How to protect your share of a home bought with a relative or friend

At In-Deed, we are often asked questions by clients on specific aspects of conveyancing, all of which we aim to answer as quickly and as thoroughly as possible. In our regular blog, we'll look in depth at some of the most common questions posed by buyers and sellers, remortgagors and those seeking a transfer of equity.

Title deeds can often seem a complicated business. An In-Deed client recently told us: "My sister-in-law sold her home and bought a home with her son for £500,000. Her name is not on the title deeds. Instead only her son and his wife are named there. Can she have her name added to protect her share of the home?"

Deed of Trust spells out legal ownership

Adding someone to the title deeds means a change in the registered ownership of a property, and so it's essential that everyone involved in this transaction get independent legal advice.

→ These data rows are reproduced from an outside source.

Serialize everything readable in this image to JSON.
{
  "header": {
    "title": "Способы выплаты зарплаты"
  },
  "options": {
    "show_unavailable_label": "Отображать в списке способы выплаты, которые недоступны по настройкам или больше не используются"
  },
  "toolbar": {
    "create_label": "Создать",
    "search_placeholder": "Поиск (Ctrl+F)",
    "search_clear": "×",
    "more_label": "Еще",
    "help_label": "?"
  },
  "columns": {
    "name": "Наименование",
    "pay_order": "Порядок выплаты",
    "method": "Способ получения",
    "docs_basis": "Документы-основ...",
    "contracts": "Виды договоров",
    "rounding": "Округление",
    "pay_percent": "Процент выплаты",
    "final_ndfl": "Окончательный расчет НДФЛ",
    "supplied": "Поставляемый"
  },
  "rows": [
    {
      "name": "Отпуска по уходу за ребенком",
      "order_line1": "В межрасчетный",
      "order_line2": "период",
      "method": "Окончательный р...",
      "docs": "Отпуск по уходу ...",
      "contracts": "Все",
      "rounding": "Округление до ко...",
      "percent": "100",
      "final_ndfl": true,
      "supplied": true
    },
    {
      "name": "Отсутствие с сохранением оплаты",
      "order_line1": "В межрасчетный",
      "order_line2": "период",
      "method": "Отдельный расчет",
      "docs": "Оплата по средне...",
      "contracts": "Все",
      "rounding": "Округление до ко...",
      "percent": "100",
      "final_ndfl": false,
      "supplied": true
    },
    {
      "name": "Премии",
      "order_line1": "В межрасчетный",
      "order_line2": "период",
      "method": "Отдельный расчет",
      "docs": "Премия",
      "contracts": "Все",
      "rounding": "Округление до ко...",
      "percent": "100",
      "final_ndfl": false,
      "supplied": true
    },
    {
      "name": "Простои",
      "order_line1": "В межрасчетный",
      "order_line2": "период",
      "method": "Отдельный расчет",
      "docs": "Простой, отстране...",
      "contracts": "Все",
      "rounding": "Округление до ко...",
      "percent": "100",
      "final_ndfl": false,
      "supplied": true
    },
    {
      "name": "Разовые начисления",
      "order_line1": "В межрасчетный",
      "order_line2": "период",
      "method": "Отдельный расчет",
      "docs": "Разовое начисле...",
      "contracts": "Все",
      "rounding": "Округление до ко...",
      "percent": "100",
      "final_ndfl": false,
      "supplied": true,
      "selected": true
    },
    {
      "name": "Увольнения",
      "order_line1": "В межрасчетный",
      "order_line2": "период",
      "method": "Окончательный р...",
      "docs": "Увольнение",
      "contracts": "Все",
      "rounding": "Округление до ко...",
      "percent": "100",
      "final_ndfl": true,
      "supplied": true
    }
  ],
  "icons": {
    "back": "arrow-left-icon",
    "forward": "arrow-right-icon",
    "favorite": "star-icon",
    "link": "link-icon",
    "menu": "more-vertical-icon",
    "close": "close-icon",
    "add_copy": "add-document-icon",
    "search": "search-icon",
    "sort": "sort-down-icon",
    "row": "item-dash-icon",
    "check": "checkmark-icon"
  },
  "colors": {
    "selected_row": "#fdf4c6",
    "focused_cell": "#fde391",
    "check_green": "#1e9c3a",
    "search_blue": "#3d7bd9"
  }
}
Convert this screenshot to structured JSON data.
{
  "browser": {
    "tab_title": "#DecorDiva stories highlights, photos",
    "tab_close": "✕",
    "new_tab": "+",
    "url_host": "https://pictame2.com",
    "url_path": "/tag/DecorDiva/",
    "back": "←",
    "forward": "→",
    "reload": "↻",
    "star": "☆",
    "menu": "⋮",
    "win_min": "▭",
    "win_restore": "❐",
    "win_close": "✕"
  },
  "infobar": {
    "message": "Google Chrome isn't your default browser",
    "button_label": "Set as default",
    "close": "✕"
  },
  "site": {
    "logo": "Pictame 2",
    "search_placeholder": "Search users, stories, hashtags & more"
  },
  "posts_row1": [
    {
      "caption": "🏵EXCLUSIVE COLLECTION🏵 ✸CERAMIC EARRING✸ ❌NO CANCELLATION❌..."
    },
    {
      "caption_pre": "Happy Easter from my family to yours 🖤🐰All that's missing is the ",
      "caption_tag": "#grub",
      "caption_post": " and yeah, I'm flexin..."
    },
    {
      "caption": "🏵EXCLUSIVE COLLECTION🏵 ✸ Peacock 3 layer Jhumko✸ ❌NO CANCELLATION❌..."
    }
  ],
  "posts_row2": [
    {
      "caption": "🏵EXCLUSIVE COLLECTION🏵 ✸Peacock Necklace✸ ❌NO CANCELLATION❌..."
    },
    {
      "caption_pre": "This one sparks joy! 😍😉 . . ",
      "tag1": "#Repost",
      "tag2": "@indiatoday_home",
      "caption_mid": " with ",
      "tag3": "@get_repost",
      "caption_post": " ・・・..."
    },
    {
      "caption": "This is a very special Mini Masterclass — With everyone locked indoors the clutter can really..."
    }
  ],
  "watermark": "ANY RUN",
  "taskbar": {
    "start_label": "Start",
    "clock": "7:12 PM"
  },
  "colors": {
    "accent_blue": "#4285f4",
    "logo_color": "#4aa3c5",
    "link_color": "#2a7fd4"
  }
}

However, in general terms, where two or more people have purchased a home together, it should be relatively straightforward to draw up an agreement that spells out everyone's share.

The simplest way to do that is through a Deed or Declaration of Trust. This legal agreement can outline in detail individual shares in a property, how much each person contributed to the purchase and what happens in the event of the death of one of the property owners.

Agreement of all parties

You can also ask your conveyancing solicitor to include a clause that the property cannot be sold without the agreement of all parties. The Deed of Trust protects everyone's share, investment and occupation rights.

alk to In-Deed's team today to find out how our expert conveyancing solicitors can draw up a Deed of Trust for you to protect your home. We're available seven days on 0800 038 6886.